HOW RUSSIANS LISTENED IN ON THE US USING AMERICAN EQUIPMENTThe year 1976, middle of the Cold War when information was the most dangerous weapon. The embassy in Moscow and consulate in Leningrad are American enclaves surrounded by Soviet spies. But behind the doors of the embassy, there’s a river of secret documents and confidential notes flowing to the US concerning their Eastern enemy. The Soviets were very interested in the content of the correspondence and, knowing that the best place to hide something is in plain sight, they created the first keylogger and hid it in an American IBM Selectric typewriter.
This typewriter used a rather uncommon mechanism as its typing element, so-called typeball, rotated and pivoted to the correct position before striking using a magnetic field. The ball rolled over a sheet of paper and typed the chosen letter. Voilà! The KGB placed a metal wire in the ball that measured the magnetic field of eight consecutive signs and sent this information using a radio transmitter to the nearby Soviet receiver station.

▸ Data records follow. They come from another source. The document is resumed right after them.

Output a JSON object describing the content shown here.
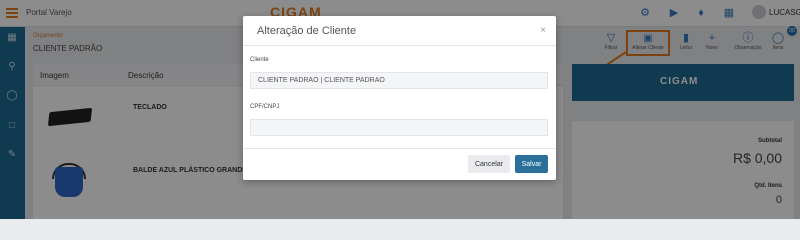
{
  "topbar": {
    "app_name": "Portal Varejo",
    "logo": "CIGAM",
    "user": "LUCASG",
    "icons": [
      "sync-icon",
      "play-icon",
      "bell-icon",
      "apps-grid-icon"
    ]
  },
  "sidebar": {
    "icons": [
      "calculator-icon",
      "search-icon",
      "cart-icon",
      "bag-icon",
      "edit-document-icon"
    ]
  },
  "page": {
    "breadcrumb": "Orçamento",
    "client_title": "CLIENTE PADRÃO"
  },
  "table": {
    "headers": [
      "Imagem",
      "Descrição"
    ],
    "rows": [
      {
        "description": "TECLADO"
      },
      {
        "description": "BALDE AZUL PLÁSTICO GRANDE"
      }
    ]
  },
  "toolbar": {
    "buttons": [
      {
        "label": "Filtrar",
        "icon": "filter-icon"
      },
      {
        "label": "Alterar Cliente",
        "icon": "id-card-icon"
      },
      {
        "label": "Leitor",
        "icon": "barcode-icon"
      },
      {
        "label": "Novo",
        "icon": "plus-icon"
      },
      {
        "label": "Observação",
        "icon": "info-icon"
      },
      {
        "label": "Itens",
        "icon": "cart-icon"
      }
    ],
    "badge": "00"
  },
  "brand_panel": {
    "logo": "CIGAM"
  },
  "summary": {
    "subtotal_label": "Subtotal",
    "subtotal_value": "R$ 0,00",
    "qty_label": "Qtd. Itens",
    "qty_value": "0"
  },
  "modal": {
    "title": "Alteração de Cliente",
    "close": "×",
    "client_label": "Cliente",
    "client_value": "CLIENTE PADRÃO | CLIENTE PADRÃO",
    "cpf_label": "CPF/CNPJ",
    "cpf_value": "",
    "cancel_label": "Cancelar",
    "save_label": "Salvar"
  },
  "colors": {
    "accent": "#e07a24",
    "brand_blue": "#1e6a93",
    "save_button": "#2b6f9b"
  }
}
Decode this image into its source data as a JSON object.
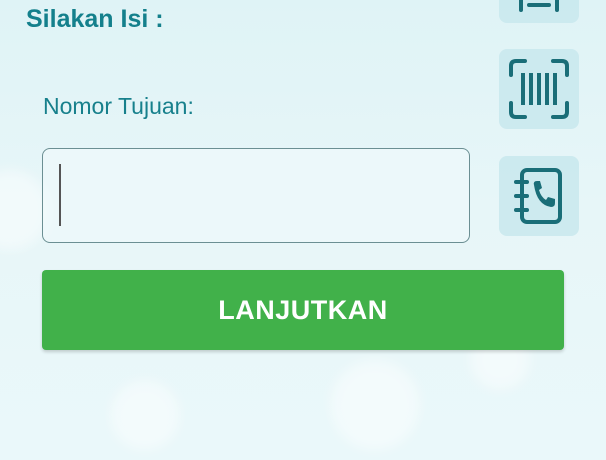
{
  "form": {
    "section_title": "Silakan Isi :",
    "field_label": "Nomor Tujuan:",
    "field_value": "",
    "submit_label": "LANJUTKAN"
  },
  "icons": {
    "top_partial": "partially-visible-icon",
    "barcode": "barcode-scan-icon",
    "contacts": "phone-book-icon"
  },
  "colors": {
    "accent": "#14808C",
    "icon": "#1A6E78",
    "button": "#41B14A",
    "tile": "#C8E8ED"
  }
}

In the event of a search for listening devices in the American embassy, the Soviet keylogger could be remotely turned off and on whenever needed. For the next eight years Americans had no idea that everything that their agents typed was read by their enemies! The NSA was informed about the double function of their IBM typewriters as late as in the year 1984.